East Renfrewshire Council’s Planning Committee will meet tomorrow (Wednesday, January 16) to rule on the proposals for a 120 place nursery and 55 space car park within the existing grounds of Busby Primary School.

While the move to increase entitlement to early learning and childcare to 1140 hours is welcomed, members of the Busby Primary School Parents Council and the wider Busby community are opposed to plans to accommodate this provision by building a new nursery on the school’s only remaining field.

High among the concerns of the Save Busby Primary Playing Fields campaign group is the impact this loss of greenspace will have on the overall learning experience of children both at nursery and in primary school. With both physical education and outdoor learning considered key parts of a child’s development, parents are anxious to know how this can be achieved as the school’s playground continues to shrink while the school roll continues to rise.

With around 310 pupils currently vying for space in the small playground and Multi Use Games Area (MUGA), concerns have already been raised about the safety of children playing in such a cramped space. One parent, also a PE teacher, has highlighted concerns that the mini-MUGA does not provide enough space for a class to run around freely during a PE lesson, and also noted that pupils are already being advised to run around less in the playground to avoid being knocked over.

Busby Primary School parent and West of Scotland MSP, Ken Macintosh, has also voiced his concerns.

He said: “It is not often that a school objects to new facilities being built so the fact that the very parents who value nursery education are objecting to these plans, says it all.

“We are trying to teach our children about the importance of the environment, about clean air and healthy exercise, yet the council seems to believe that is all trumped by their plans for around 20 extra nursery places. How on earth can they justify bulldozing our children’s playing field to put up a parking lot.

“Our only hope is that our local councillors defy the administration whip at the planning meeting and put the needs of the community who elected them first.”

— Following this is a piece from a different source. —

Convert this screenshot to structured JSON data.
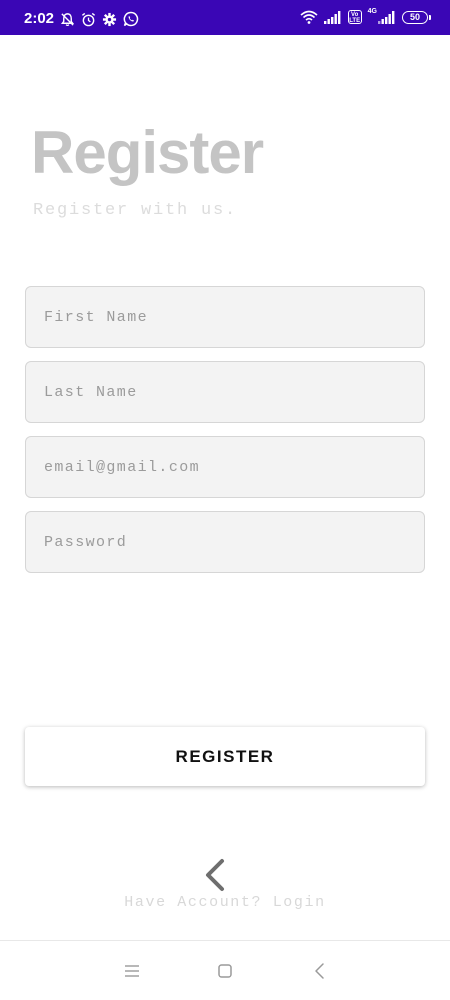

There was a clear message from the more than 95 children, parents and residents who turned out to a public meeting about the nursery proposals last week: any benefit from increased nursery entitlement should not undermined by ripping up the greenspace those same children will rely on for outdoor learning play once they begin primary school.

For further information on the Save Busby Primary Playing Fields campaign, visit Save Busby Primary Playing Fields